§ **WHAT THIS TASK INVOLVES**
From the data below, return each line in which the string "JSON" is found.

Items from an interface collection
--
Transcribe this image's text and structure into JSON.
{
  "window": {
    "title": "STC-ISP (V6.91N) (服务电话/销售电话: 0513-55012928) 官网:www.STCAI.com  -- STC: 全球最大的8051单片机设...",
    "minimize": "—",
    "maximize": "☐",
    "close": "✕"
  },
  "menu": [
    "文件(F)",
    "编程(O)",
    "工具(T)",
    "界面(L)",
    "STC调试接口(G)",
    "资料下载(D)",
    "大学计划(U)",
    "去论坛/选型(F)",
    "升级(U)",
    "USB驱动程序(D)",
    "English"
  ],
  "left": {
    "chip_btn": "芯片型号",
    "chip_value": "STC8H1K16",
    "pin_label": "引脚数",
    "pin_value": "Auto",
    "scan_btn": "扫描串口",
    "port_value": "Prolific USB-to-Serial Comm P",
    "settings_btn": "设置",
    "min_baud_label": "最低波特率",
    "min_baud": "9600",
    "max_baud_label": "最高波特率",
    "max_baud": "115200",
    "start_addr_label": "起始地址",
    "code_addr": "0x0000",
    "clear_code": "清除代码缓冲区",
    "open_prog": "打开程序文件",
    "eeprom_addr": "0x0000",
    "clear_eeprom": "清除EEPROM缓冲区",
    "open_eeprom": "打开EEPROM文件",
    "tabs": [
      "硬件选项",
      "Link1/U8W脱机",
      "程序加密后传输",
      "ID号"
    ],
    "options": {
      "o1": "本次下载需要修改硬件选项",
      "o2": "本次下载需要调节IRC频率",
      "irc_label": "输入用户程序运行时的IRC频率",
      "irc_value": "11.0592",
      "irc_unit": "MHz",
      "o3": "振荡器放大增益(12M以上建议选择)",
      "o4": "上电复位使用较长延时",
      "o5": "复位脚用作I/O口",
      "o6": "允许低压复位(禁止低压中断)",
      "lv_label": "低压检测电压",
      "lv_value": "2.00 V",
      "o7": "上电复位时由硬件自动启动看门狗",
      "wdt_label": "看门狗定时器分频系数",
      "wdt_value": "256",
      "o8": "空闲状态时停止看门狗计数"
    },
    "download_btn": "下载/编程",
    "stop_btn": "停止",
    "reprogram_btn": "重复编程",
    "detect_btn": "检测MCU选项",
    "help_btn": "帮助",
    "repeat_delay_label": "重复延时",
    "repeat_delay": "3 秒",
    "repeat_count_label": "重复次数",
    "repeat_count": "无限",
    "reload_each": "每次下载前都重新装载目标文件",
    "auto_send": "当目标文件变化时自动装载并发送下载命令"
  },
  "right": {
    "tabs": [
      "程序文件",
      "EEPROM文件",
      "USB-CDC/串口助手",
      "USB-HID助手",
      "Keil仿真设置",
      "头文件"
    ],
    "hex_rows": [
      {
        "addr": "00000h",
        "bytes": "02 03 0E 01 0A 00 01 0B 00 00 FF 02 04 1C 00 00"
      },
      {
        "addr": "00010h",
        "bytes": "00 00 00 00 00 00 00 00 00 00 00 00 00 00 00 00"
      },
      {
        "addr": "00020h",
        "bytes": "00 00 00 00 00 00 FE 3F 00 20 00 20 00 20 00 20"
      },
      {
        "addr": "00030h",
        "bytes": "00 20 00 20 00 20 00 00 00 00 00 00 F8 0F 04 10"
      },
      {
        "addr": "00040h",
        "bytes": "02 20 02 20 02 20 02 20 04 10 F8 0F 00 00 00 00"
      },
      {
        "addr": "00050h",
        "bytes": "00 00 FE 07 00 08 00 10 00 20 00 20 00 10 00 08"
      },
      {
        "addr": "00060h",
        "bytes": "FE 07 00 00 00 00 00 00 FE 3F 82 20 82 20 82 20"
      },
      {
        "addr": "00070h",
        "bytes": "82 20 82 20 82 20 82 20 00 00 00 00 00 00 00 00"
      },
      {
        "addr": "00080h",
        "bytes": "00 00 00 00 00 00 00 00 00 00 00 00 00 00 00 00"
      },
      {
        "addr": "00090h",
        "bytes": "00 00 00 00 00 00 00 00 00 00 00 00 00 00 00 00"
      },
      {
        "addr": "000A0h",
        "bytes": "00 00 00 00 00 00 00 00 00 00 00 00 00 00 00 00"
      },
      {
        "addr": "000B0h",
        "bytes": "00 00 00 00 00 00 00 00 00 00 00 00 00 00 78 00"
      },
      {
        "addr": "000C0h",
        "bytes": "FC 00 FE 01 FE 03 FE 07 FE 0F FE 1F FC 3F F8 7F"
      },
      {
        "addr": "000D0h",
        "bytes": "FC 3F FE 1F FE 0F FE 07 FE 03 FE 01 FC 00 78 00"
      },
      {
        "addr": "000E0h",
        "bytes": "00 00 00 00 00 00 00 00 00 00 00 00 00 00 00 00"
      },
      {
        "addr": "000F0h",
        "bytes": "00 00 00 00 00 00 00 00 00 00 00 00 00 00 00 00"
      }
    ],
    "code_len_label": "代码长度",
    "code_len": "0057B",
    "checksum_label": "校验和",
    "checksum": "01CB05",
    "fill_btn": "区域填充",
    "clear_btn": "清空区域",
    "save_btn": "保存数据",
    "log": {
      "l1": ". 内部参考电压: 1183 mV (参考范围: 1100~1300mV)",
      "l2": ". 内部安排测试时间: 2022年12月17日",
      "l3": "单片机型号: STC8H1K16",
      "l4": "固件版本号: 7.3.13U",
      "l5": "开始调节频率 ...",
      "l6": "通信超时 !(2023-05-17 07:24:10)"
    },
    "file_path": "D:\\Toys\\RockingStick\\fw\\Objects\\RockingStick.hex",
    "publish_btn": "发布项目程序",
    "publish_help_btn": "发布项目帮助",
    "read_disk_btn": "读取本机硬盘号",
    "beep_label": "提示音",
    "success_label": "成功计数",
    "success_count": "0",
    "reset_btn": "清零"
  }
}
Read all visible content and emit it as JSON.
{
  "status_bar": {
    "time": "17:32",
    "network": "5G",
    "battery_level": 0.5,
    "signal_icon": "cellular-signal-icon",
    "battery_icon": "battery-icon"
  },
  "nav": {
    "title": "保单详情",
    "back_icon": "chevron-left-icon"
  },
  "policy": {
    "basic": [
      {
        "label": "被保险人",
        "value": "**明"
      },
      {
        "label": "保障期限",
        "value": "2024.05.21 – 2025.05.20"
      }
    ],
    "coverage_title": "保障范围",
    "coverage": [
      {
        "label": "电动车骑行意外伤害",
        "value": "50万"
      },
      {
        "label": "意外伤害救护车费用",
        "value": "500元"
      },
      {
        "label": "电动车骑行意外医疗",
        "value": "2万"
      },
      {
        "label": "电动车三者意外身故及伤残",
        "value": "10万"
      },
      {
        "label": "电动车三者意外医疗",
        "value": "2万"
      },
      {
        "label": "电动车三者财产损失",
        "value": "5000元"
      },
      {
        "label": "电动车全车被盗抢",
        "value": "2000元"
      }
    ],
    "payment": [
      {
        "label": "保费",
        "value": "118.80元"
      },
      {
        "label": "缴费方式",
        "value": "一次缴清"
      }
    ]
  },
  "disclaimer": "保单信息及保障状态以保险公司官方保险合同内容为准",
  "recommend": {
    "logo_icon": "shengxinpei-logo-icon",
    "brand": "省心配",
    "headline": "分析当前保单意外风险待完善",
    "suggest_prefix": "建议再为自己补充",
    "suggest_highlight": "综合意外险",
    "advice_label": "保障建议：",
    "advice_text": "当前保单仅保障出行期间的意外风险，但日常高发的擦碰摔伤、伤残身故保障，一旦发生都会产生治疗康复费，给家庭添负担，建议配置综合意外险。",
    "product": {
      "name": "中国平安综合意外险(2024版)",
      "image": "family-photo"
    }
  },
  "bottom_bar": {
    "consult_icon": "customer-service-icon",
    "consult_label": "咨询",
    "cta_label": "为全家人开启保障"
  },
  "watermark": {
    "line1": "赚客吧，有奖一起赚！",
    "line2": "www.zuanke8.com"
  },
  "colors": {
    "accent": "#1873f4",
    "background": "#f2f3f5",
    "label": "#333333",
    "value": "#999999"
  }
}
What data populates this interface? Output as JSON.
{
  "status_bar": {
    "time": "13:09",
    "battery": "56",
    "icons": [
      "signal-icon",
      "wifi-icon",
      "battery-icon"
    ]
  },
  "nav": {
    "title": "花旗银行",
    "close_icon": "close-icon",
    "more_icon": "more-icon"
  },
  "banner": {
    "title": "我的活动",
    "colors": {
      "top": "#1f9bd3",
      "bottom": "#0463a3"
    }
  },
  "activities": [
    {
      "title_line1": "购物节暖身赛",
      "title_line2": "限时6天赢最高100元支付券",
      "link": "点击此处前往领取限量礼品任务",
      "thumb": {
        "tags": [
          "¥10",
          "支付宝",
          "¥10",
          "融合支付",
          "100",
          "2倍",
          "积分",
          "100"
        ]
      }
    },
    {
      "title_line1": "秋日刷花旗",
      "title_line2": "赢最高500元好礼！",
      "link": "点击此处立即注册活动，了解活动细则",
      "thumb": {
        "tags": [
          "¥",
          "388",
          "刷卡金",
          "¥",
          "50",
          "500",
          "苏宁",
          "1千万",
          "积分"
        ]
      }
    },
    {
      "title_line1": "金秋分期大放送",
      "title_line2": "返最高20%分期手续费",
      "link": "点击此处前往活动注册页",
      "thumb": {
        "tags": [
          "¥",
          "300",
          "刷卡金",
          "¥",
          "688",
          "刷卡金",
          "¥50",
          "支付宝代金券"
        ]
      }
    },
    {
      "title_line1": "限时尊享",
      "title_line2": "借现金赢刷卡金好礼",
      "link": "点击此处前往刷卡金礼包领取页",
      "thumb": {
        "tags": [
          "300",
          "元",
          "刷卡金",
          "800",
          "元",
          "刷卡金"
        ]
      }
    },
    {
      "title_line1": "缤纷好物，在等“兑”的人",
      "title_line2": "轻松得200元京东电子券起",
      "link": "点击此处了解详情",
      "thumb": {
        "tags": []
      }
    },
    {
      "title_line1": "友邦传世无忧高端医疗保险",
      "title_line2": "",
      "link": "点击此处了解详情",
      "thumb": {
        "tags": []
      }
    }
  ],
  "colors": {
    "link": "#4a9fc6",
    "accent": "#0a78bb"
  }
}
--
§ **RESULT BELOW**
Transcribe this image's text and structure into JSON.
Read all visible content and emit it as JSON.
What data populates this interface? Output as JSON.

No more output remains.